Honors and Awards:
Temple University Center for Public Health Law Research (CPHLR) Fellow, 2018 - 2019

Theodore J. Lowi Policy Studies Journal Best Article Award, 2016

Faculty Merit Award, 2016, 2017, 2018

Editor's Choice Article 2015, Policy Studies Journal

George Washington University Policy Studies Endowment Graduate Fellowship in Public Policy and Administration, 2009-2014

Scholarship for Public Administration, Public Policy, and Public Affairs, ICPSR Summer Program in Quantitative Methods of Social Research, University of Michigan, 2011

Cornell Institute for Public Affairs Fellowship Recipient, 2007-2009

Pi Alpha Alpha, National Honors Society for Public Affairs and Administration, 2008

Pi Sigma Alpha, National Political Science Honorary Society, 2005
 
Teaching Areas:
Public Administration

Public Policy

Statistics
 
Professional Affiliations:
Association for Public Policy Analysis and Management

American Political Science Association

American Political Science Association Section on Class and Inequality, Founding Member

Urban Affairs Association

Midwest Political Science Association

PA Theory Network

Scholars Strategy Network
 
Research Grants:
Hatch, Megan E. (2018-2019). "When Do Local Governments Redistribute?
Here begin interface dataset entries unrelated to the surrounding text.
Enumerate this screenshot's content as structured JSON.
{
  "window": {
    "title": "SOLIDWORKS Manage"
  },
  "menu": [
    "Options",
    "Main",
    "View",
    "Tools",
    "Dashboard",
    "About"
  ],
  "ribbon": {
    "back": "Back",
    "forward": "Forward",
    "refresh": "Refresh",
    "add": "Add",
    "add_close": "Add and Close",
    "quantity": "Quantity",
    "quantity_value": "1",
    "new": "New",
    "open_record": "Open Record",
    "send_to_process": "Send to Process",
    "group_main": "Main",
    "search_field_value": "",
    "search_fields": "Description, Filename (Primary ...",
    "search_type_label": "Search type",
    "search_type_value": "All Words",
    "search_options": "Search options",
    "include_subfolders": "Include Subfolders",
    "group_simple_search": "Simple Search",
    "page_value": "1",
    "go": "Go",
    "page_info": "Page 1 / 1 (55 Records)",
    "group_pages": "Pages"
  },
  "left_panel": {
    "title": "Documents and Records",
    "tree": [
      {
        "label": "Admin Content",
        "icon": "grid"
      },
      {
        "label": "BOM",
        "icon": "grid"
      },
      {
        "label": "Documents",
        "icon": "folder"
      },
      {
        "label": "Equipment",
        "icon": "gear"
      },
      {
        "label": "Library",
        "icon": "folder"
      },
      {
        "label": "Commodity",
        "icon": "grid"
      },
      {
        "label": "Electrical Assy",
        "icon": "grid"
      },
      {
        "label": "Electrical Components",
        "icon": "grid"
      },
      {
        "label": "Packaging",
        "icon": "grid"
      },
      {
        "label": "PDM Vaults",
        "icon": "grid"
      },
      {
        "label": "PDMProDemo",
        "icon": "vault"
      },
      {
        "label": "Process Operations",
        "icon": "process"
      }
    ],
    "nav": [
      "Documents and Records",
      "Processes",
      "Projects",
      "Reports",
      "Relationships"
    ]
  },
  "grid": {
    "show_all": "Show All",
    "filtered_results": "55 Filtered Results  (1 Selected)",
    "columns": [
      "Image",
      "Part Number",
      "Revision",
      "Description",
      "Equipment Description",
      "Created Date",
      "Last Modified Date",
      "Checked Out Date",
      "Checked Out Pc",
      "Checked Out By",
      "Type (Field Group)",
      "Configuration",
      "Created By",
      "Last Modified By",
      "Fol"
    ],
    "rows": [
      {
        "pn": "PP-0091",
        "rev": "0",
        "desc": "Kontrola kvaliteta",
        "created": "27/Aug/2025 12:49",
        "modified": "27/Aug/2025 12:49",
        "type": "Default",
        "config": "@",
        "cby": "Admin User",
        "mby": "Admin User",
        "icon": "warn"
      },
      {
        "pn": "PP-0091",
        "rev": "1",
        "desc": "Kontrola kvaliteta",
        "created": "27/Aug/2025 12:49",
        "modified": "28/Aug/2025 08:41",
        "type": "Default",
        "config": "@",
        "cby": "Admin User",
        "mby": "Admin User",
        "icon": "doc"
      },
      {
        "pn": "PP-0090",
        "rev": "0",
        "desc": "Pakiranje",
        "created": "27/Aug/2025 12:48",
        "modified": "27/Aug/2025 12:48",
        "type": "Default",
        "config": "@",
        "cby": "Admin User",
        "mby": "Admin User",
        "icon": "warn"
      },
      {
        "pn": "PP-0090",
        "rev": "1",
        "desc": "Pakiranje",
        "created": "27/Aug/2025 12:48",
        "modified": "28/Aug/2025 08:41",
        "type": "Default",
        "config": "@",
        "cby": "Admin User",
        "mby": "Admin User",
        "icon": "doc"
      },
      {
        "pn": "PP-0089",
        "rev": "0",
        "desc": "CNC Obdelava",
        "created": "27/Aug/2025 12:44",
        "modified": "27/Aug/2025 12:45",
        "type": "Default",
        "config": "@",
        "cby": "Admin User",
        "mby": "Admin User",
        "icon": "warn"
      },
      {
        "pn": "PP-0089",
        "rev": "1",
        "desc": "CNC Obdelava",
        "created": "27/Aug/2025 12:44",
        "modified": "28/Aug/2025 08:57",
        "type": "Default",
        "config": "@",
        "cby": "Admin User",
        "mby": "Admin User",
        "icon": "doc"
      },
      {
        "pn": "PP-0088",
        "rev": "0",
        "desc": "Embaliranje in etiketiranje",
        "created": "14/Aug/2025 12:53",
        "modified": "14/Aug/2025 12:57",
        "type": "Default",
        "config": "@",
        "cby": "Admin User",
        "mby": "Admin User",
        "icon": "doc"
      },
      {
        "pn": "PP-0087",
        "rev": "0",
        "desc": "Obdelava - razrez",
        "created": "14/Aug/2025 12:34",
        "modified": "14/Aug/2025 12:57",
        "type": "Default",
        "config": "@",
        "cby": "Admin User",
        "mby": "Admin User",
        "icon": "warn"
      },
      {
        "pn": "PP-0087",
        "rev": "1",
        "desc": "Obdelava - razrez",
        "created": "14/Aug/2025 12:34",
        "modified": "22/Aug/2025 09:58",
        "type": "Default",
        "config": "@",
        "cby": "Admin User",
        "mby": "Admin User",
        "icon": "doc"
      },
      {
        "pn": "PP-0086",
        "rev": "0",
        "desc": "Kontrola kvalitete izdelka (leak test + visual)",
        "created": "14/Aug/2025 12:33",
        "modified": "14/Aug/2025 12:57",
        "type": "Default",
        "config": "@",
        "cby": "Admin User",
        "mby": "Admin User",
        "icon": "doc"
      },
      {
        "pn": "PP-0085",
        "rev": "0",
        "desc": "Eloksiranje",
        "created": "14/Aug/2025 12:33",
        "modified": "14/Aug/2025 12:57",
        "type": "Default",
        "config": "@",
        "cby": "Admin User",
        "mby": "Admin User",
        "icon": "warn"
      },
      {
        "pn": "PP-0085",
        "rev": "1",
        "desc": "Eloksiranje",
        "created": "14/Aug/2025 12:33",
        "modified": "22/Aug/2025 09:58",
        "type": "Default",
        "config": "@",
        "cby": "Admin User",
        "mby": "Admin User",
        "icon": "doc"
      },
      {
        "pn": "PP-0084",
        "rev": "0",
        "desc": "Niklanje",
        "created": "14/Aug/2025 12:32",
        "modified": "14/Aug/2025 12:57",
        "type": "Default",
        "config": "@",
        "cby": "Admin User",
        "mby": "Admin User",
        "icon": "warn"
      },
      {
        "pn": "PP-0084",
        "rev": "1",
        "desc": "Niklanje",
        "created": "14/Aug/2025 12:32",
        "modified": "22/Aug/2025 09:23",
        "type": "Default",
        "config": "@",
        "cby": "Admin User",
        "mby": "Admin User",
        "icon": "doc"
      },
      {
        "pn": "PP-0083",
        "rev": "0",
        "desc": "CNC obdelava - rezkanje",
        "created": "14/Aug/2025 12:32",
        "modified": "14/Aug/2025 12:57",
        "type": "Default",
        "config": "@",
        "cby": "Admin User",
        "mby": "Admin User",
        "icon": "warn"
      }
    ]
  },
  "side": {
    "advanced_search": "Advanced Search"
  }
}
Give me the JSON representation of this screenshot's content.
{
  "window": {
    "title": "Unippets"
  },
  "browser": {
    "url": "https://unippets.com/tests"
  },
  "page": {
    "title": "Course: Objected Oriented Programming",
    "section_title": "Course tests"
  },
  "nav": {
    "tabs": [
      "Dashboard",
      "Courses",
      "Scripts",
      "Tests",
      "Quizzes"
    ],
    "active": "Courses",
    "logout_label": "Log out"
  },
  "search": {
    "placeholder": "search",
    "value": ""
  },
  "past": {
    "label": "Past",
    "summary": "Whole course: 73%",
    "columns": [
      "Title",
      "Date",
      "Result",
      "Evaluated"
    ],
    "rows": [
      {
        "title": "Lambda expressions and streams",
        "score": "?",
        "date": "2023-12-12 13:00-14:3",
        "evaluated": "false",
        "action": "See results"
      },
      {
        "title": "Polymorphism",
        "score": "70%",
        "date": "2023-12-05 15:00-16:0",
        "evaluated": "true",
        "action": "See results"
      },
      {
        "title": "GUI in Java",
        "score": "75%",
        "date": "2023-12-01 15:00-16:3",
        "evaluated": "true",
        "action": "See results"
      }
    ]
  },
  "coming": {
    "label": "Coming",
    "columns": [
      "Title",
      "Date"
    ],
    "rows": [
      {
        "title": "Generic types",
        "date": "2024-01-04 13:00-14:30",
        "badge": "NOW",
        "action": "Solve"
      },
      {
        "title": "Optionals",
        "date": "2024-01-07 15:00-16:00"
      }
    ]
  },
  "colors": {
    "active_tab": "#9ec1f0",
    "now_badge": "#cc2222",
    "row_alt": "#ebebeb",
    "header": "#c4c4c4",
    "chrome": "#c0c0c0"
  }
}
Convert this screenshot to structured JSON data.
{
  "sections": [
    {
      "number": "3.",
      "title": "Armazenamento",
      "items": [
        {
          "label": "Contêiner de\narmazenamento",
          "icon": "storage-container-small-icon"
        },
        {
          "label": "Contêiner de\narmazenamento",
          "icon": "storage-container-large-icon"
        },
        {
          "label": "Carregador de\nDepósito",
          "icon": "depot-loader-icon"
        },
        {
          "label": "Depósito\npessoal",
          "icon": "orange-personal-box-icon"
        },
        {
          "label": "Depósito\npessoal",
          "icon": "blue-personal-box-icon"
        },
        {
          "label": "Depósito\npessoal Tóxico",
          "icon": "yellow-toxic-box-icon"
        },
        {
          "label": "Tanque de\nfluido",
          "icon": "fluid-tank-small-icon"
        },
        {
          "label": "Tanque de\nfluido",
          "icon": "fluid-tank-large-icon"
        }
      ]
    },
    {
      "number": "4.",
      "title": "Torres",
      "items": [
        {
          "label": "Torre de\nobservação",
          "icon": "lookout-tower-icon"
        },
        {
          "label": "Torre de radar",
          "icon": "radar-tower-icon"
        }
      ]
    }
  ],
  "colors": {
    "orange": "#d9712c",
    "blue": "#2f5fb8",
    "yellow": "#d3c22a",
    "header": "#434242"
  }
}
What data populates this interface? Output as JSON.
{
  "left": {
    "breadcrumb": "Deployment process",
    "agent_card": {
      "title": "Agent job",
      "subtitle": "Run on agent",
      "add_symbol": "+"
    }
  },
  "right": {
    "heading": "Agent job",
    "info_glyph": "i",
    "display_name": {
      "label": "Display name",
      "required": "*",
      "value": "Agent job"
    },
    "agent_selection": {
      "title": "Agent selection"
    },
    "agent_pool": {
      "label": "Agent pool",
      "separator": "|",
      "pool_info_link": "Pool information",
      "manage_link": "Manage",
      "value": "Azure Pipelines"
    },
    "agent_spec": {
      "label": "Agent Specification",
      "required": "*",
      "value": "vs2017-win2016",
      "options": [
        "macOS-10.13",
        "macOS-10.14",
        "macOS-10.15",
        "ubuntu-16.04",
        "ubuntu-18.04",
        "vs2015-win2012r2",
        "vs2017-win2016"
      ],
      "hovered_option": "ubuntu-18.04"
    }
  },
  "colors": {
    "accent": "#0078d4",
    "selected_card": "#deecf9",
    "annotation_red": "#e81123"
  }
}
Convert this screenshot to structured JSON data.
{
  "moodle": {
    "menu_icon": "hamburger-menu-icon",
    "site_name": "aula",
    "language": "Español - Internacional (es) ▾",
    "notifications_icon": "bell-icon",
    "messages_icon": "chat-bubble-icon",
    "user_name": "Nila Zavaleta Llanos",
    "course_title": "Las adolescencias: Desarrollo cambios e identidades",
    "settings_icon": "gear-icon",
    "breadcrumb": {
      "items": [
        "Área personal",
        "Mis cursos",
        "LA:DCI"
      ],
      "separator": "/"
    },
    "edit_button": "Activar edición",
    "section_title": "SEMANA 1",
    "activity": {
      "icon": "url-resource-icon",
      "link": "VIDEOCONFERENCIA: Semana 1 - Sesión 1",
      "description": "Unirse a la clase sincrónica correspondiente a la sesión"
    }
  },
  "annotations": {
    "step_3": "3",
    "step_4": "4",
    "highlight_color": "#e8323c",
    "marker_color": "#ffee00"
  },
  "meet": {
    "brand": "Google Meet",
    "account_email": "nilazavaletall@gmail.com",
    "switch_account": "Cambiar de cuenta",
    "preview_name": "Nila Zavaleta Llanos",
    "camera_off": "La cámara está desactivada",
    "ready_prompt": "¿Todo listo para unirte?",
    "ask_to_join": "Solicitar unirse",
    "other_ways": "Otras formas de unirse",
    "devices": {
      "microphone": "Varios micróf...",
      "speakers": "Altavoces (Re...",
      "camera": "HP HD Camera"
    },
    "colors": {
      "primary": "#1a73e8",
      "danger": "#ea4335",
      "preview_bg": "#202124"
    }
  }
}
The Role of Female Legislators," funding by Cleveland State University, Faculty Scholarship Initiative ($7,217.72).

Hatch, Megan E. (2018). "Eviction Rules and Procedures in the 40 Largest U.S. Cities," funding by Levin College Women's Fund ($4,109).